Indolent lymphoplasmacytic and marginal zone B-cell lymphomas: absence of both IRF4 and Ki67 expression identifies a better prognosis subgroup.
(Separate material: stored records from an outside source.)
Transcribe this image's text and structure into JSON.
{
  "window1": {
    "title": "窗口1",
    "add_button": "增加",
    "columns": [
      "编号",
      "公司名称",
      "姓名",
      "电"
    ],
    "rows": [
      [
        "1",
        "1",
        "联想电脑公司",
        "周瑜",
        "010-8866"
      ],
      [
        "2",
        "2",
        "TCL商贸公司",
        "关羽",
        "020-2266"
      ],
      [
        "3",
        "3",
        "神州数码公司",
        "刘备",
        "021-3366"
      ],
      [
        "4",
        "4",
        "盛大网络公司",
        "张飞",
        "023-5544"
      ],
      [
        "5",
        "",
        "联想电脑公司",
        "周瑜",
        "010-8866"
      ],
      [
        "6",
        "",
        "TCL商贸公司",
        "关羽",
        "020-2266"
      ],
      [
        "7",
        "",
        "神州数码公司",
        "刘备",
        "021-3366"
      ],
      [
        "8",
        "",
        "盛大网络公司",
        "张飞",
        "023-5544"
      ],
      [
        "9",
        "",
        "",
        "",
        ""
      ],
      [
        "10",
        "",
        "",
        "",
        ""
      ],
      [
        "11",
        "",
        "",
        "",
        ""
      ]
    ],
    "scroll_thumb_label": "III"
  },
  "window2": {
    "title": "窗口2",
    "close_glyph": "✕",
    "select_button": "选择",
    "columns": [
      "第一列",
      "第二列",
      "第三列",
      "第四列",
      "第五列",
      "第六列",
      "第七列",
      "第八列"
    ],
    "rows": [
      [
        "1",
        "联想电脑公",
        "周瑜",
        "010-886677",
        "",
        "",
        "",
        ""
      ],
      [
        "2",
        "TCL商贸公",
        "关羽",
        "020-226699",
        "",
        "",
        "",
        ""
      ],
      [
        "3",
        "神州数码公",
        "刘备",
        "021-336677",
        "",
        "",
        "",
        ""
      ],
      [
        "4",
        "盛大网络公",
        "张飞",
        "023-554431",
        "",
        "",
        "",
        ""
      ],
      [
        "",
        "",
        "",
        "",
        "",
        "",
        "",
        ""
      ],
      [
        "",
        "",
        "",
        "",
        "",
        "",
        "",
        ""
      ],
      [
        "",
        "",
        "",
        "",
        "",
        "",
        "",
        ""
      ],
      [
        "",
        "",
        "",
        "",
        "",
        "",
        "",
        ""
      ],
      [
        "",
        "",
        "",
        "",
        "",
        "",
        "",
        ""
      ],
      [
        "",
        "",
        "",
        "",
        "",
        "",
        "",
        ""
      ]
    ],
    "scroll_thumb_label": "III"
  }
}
BACKGROUND AND OBJECTIVES Small B-cell indolent lymphomas postulated to be of a post-germinal center origin include marginal zone lymphomas of the spleen (S-MZL) or lymph nodes (N-MZL) and mucosa-associated lymphoid tissue (MALT) lymphomas and lymphoplasmacytic lymphomas (LPL). The existence of rather aggressive cases stresses the need for new biological prognostic markers. DESIGN AND METHODS We analyzed 90 tumors (20 LPL, 41 MALT lymphomas, 12 N-MZL, 17 S-MZL), investigating the expression of CD5, CD10, CD20, CD23, CD27, CD38, CD79a, CD138, Bcl6, cyclin D1, IRF4 and Ki67 antigens by immunohistochemistry. Results were compared to the histology, the standard clinical and biological parameters, and the global survival. RESULTS Tumors were all positive for CD20 and CD79a, occasionally positive for CD5, CD23, CD138 and cyclin D1, and all negative for Bcl-6 and CD10. CD38, CD27 and IRF4 expression was heterogeneous. IRF4 expression was correlated with plasma-cell differentiation (p=0.0017). Ki67 expression was increased mainly in N-MZL (66%) and LPL (45%). In terms of overall survival, Ki67, IRF4 and C-reactive protein levels were found to be the 3 independent parameters associated with a worse outcome. Lack of both Ki67 and IRF4 expression was associated with a longer survival (median overall survival 9.8+/-1.1 years versus 3.6+/-1.3 years in the other group) (p=0.0011). INTERPRETATIONS AND CONCLUSIONS Absence of expression of both Ki67 and IRF4 is likely to define a group of memory B-cell lymphomas with a better prognosis. This may have an important impact in the staging of patients since expression of these markers is easily assessed in routine diagnosis.